Live at Brudenell Social Club on Friday, 23rd October 2015
The Brudenell is packed and brimming with anticipation. The gig is sold out and the crowd is a pleasant mix of young and old alike. The band open with a steady and tight number that showers on the crowd like a welcome rain driving across the Mali plain, cool and slow. Lead guitarist Oumar Toure sports the bands own band tshirt and looks like he cant quite believe his luck that they have been swept up in a whirlwind from Mali by westerners including Nick Zinner of The Yeah Yeah Yeahs to Atlantic records and now to the Brudenell in Leeds.
The second offering is an upbeat number that doesn't feature on the album. Lead singer Aliou Toure takes the lead role with some interesting Malian moves, incentivising the crowd with great vigor and conviction, the audience caught up as if in a squall at sea. Crowd participation grows with a strut and some more energised dancing and a clap along, thrilling stuff. The third number sees a return to more stable ground, the song crescendos with a tub thumping drum outro.
Every song is met with thunderous applause that carries the band on and on, floating ever further on this magical journey. The fourth song chugs along nicely and sounds like a distant cousin of band hero Ali Farka Touré bartering with Paul Simon. Its easy to see where people such as Paul Simon got his African inspiration from and why, time and time again western culture attempts to tease a glimpse of real music into the midst of everyday western lives. Just like Tinariwen before them, Songhoy Blues have been handed the world music torch and it is burning brighter than ever. Wayei is for fellow countryman and namesake of most of the band Ali Farka Touré who they refer to as their father, of which he is not, at least biologically, but musically and spiritually, certainly. Lead guitarist Oumar takes the lead in this song and we are transported to the Louisiana swamps before being soothed back in by Aliou's vocals, tinged with echo and delay.
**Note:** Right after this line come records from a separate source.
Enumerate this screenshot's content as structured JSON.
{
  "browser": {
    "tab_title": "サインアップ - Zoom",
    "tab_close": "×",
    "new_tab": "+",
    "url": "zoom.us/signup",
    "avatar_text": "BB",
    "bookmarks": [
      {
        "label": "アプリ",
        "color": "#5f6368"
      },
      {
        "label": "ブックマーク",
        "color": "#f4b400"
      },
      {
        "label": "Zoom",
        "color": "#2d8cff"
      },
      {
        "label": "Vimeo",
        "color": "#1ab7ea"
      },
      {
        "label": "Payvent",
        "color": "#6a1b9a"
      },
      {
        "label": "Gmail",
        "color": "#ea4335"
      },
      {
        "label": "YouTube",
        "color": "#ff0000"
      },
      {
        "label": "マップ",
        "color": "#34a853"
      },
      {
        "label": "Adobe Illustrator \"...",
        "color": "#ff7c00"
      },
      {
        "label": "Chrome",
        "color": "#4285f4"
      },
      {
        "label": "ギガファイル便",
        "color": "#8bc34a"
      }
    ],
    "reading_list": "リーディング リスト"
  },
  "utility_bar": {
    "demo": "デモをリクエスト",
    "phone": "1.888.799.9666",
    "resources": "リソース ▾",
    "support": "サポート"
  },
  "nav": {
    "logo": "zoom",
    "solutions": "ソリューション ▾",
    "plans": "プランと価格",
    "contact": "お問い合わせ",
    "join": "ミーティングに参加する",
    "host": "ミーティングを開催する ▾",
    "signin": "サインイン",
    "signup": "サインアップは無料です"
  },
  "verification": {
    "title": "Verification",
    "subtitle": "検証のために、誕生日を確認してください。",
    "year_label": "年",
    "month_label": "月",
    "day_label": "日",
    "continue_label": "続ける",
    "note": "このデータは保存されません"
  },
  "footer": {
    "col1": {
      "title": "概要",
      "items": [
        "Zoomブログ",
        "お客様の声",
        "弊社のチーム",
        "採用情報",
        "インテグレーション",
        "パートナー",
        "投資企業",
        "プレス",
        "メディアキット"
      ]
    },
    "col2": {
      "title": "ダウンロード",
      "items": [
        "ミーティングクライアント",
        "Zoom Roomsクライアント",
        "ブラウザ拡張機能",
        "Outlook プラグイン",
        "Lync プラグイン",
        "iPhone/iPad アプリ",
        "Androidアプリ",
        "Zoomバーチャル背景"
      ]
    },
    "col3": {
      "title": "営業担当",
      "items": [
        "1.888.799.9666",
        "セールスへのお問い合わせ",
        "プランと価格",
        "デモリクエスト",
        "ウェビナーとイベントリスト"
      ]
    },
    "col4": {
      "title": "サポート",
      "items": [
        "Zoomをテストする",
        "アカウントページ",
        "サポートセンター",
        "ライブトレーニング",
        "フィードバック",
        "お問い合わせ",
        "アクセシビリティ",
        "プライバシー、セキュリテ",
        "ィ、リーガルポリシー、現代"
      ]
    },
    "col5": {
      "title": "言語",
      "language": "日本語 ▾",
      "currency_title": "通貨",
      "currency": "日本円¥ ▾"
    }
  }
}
The pace is picked up again with the next number and gets everyone swaying to the Mali magic once more. I'm informed by the sound Engineer that the band don't use setlists so it's also quite a game trying to identify the songs. The band are very good musicians and serve their craft well, delighting the crowd and giving them what they want at every turn. The next song creeps in like the first few bars to Hey Joe, the pick licking the fret clean. The song canters into a decent rhythm and quickens towards the end. Lead singer Aliou leads the crowd with cries of "you good" to which the crowd enthusiastically respond with Friday night screams. The band, which includes members with various University degrees, have only recently learned English and it's enough and certainly more Mali than the crowd can retort back. Apollo sees a hypnotic rhythm accompanied by an even more hypnotic guitar solo that transports the soul to a joyous place, the Mali Hendrix, Oumar, leads the crowd with Aliou buoying the crowd further with cries of Mali words which the crowd lap up, high on this new kaleidoscope of sound breaking through the grey Yorkshire night.
One of the mysteries of the music is that the words are in Malise and so its easy to transport oneself and lose yourself in the musical landscape that the band create. The band continue with another trance like slice of African psychedelia that sees the rhythm slow and quicken as if a fever were setting in. The drums and bass provide a foundation of off kilter rhythm that allows lead guitarist Oumar to play free and languish the unmistakable African sound upon the crowd. Next up is Irganda, a crowd favourite and the most polished sounding song of the night, but also the most western sounding song also, maybe the reason why it's a crowd favourite.
The band offer to play all night into the morning, stating that nobody has work tomorrow, the crowd surely would if not for licensing laws. Al Hassidi Terei sees arms aloft and the crowd accepting once more. The song ends with rapturous dancing by all, the crowd trying to mimic the dancing by lead singer Aliou all the while being charmed like a collective snake. The set ends abruptly and quite surprisingly in a very understated way, no silly rock'n'roll pretense here. The encore sees the lead singer perform Mali solo and he's finally joined by the band. The band end with another pleasing rhythmic number which gets the best reception of the night. African psychedelic disco at its best. If you didn't see them, catch them whilst you still can.
Songhoy Blues are a genuine musical treat with honest talent and real stories which is a thoroughly refreshing thing in this time of TV "talent" shows where we are plagued at every turn by the false and the talentless. How lucky we are that bands such as this are still encouraged to thrive and entertain. May it long continue.